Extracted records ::
<<<<
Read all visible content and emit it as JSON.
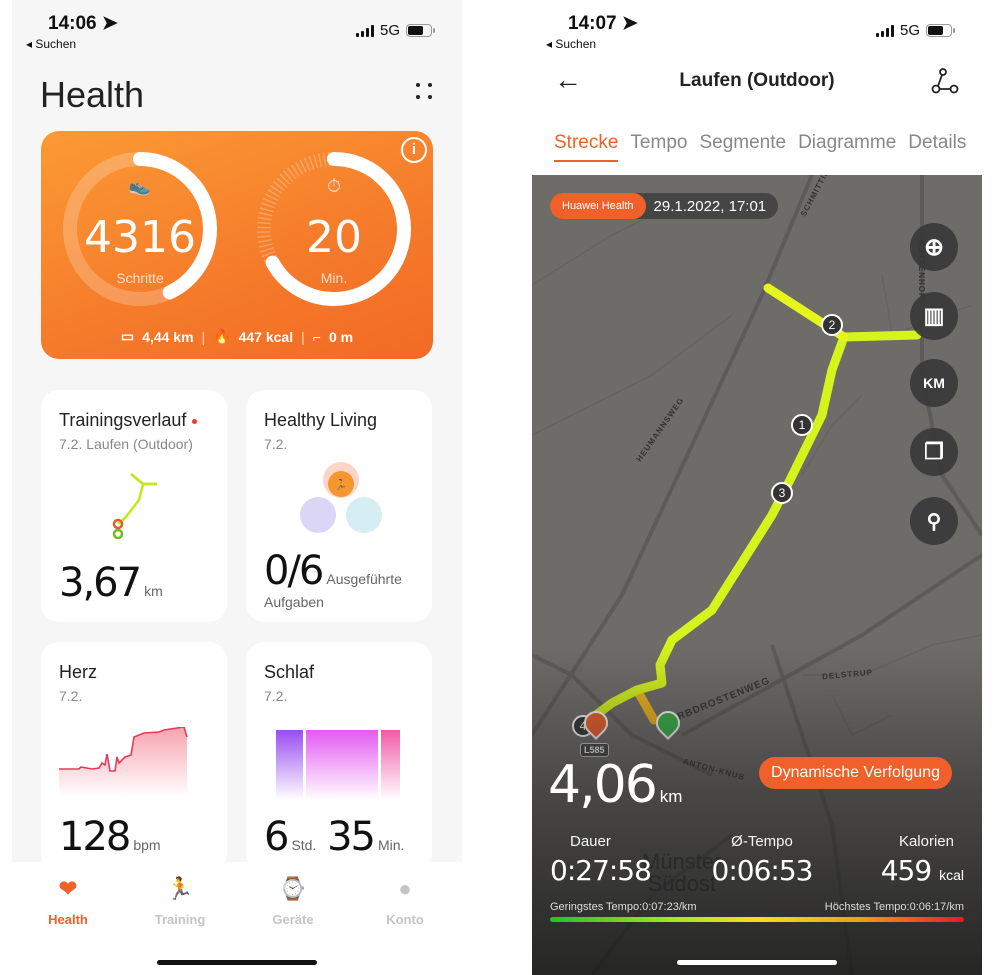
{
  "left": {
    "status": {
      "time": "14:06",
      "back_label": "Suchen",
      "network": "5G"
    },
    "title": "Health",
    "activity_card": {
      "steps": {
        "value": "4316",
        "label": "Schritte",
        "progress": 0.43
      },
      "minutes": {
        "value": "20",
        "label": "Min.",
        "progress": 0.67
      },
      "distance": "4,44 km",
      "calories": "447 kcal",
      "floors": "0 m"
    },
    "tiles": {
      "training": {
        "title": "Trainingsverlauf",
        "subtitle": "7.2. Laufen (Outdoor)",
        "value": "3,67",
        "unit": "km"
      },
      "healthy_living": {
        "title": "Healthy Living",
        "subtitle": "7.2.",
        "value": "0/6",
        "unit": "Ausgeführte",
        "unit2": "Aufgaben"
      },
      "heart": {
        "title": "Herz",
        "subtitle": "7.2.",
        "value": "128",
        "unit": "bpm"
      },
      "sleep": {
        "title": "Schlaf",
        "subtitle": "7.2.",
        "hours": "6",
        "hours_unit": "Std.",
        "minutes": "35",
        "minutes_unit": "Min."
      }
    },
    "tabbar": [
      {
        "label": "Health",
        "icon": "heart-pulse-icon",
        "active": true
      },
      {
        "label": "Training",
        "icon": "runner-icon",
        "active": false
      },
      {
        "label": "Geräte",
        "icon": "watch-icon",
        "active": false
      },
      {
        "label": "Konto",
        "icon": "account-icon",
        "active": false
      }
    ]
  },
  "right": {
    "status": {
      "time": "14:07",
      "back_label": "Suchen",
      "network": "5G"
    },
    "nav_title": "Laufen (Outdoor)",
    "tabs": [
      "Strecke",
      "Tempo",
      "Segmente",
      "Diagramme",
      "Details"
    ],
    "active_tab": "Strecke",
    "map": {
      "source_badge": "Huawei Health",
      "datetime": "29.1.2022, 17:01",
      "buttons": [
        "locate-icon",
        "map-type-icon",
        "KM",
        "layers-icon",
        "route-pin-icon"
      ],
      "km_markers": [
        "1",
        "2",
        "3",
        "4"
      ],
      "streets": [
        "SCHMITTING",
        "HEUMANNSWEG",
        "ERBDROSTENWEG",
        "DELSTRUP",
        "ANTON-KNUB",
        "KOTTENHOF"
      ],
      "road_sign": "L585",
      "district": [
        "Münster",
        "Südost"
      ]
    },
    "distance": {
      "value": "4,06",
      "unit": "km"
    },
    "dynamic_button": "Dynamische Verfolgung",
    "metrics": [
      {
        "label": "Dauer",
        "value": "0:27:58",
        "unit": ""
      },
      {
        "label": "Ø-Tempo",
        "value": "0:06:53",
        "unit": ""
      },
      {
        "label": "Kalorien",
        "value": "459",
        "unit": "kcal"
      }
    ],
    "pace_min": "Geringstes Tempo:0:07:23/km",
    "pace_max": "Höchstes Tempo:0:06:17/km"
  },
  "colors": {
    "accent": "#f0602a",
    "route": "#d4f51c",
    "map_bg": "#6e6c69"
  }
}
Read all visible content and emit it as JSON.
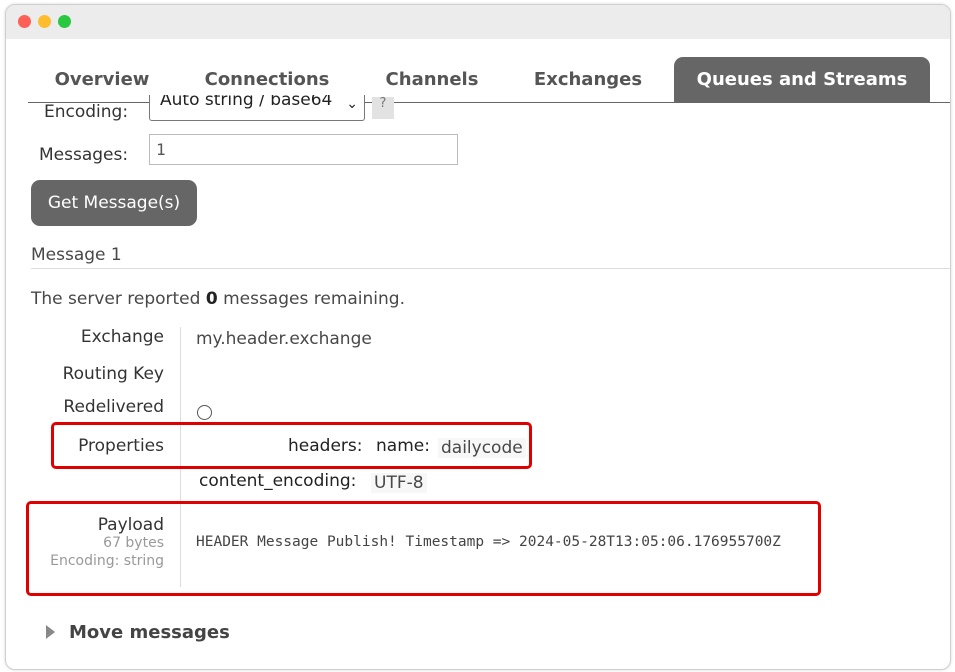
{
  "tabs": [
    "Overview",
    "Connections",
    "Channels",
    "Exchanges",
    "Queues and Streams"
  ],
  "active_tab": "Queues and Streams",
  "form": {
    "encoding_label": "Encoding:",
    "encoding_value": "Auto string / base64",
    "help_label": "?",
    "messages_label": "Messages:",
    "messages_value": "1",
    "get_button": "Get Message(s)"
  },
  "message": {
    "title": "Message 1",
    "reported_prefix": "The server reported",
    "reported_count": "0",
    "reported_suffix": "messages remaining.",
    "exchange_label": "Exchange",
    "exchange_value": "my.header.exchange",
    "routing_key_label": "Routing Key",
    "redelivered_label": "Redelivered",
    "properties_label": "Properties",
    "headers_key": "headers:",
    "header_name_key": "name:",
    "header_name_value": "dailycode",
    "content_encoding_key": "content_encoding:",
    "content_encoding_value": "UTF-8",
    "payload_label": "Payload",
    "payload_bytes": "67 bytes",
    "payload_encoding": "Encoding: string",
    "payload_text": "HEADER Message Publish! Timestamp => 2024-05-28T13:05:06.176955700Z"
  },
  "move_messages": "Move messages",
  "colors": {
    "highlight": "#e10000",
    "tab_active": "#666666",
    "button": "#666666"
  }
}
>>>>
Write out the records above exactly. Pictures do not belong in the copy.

Read all visible content and emit it as JSON.
{
  "left": {
    "status": {
      "time": "14:06",
      "back_label": "Suchen",
      "network": "5G"
    },
    "title": "Health",
    "activity_card": {
      "steps": {
        "value": "4316",
        "label": "Schritte",
        "progress": 0.43
      },
      "minutes": {
        "value": "20",
        "label": "Min.",
        "progress": 0.67
      },
      "distance": "4,44 km",
      "calories": "447 kcal",
      "floors": "0 m"
    },
    "tiles": {
      "training": {
        "title": "Trainingsverlauf",
        "subtitle": "7.2. Laufen (Outdoor)",
        "value": "3,67",
        "unit": "km"
      },
      "healthy_living": {
        "title": "Healthy Living",
        "subtitle": "7.2.",
        "value": "0/6",
        "unit": "Ausgeführte",
        "unit2": "Aufgaben"
      },
      "heart": {
        "title": "Herz",
        "subtitle": "7.2.",
        "value": "128",
        "unit": "bpm"
      },
      "sleep": {
        "title": "Schlaf",
        "subtitle": "7.2.",
        "hours": "6",
        "hours_unit": "Std.",
        "minutes": "35",
        "minutes_unit": "Min."
      }
    },
    "tabbar": [
      {
        "label": "Health",
        "icon": "heart-pulse-icon",
        "active": true
      },
      {
        "label": "Training",
        "icon": "runner-icon",
        "active": false
      },
      {
        "label": "Geräte",
        "icon": "watch-icon",
        "active": false
      },
      {
        "label": "Konto",
        "icon": "account-icon",
        "active": false
      }
    ]
  },
  "right": {
    "status": {
      "time": "14:07",
      "back_label": "Suchen",
      "network": "5G"
    },
    "nav_title": "Laufen (Outdoor)",
    "tabs": [
      "Strecke",
      "Tempo",
      "Segmente",
      "Diagramme",
      "Details"
    ],
    "active_tab": "Strecke",
    "map": {
      "source_badge": "Huawei Health",
      "datetime": "29.1.2022, 17:01",
      "buttons": [
        "locate-icon",
        "map-type-icon",
        "KM",
        "layers-icon",
        "route-pin-icon"
      ],
      "km_markers": [
        "1",
        "2",
        "3",
        "4"
      ],
      "streets": [
        "SCHMITTING",
        "HEUMANNSWEG",
        "ERBDROSTENWEG",
        "DELSTRUP",
        "ANTON-KNUB",
        "KOTTENHOF"
      ],
      "road_sign": "L585",
      "district": [
        "Münster",
        "Südost"
      ]
    },
    "distance": {
      "value": "4,06",
      "unit": "km"
    },
    "dynamic_button": "Dynamische Verfolgung",
    "metrics": [
      {
        "label": "Dauer",
        "value": "0:27:58",
        "unit": ""
      },
      {
        "label": "Ø-Tempo",
        "value": "0:06:53",
        "unit": ""
      },
      {
        "label": "Kalorien",
        "value": "459",
        "unit": "kcal"
      }
    ],
    "pace_min": "Geringstes Tempo:0:07:23/km",
    "pace_max": "Höchstes Tempo:0:06:17/km"
  },
  "colors": {
    "accent": "#f0602a",
    "route": "#d4f51c",
    "map_bg": "#6e6c69"
  }
}
Read all visible content and emit it as JSON.
{
  "tabs": [
    "Overview",
    "Connections",
    "Channels",
    "Exchanges",
    "Queues and Streams"
  ],
  "active_tab": "Queues and Streams",
  "form": {
    "encoding_label": "Encoding:",
    "encoding_value": "Auto string / base64",
    "help_label": "?",
    "messages_label": "Messages:",
    "messages_value": "1",
    "get_button": "Get Message(s)"
  },
  "message": {
    "title": "Message 1",
    "reported_prefix": "The server reported",
    "reported_count": "0",
    "reported_suffix": "messages remaining.",
    "exchange_label": "Exchange",
    "exchange_value": "my.header.exchange",
    "routing_key_label": "Routing Key",
    "redelivered_label": "Redelivered",
    "properties_label": "Properties",
    "headers_key": "headers:",
    "header_name_key": "name:",
    "header_name_value": "dailycode",
    "content_encoding_key": "content_encoding:",
    "content_encoding_value": "UTF-8",
    "payload_label": "Payload",
    "payload_bytes": "67 bytes",
    "payload_encoding": "Encoding: string",
    "payload_text": "HEADER Message Publish! Timestamp => 2024-05-28T13:05:06.176955700Z"
  },
  "move_messages": "Move messages",
  "colors": {
    "highlight": "#e10000",
    "tab_active": "#666666",
    "button": "#666666"
  }
}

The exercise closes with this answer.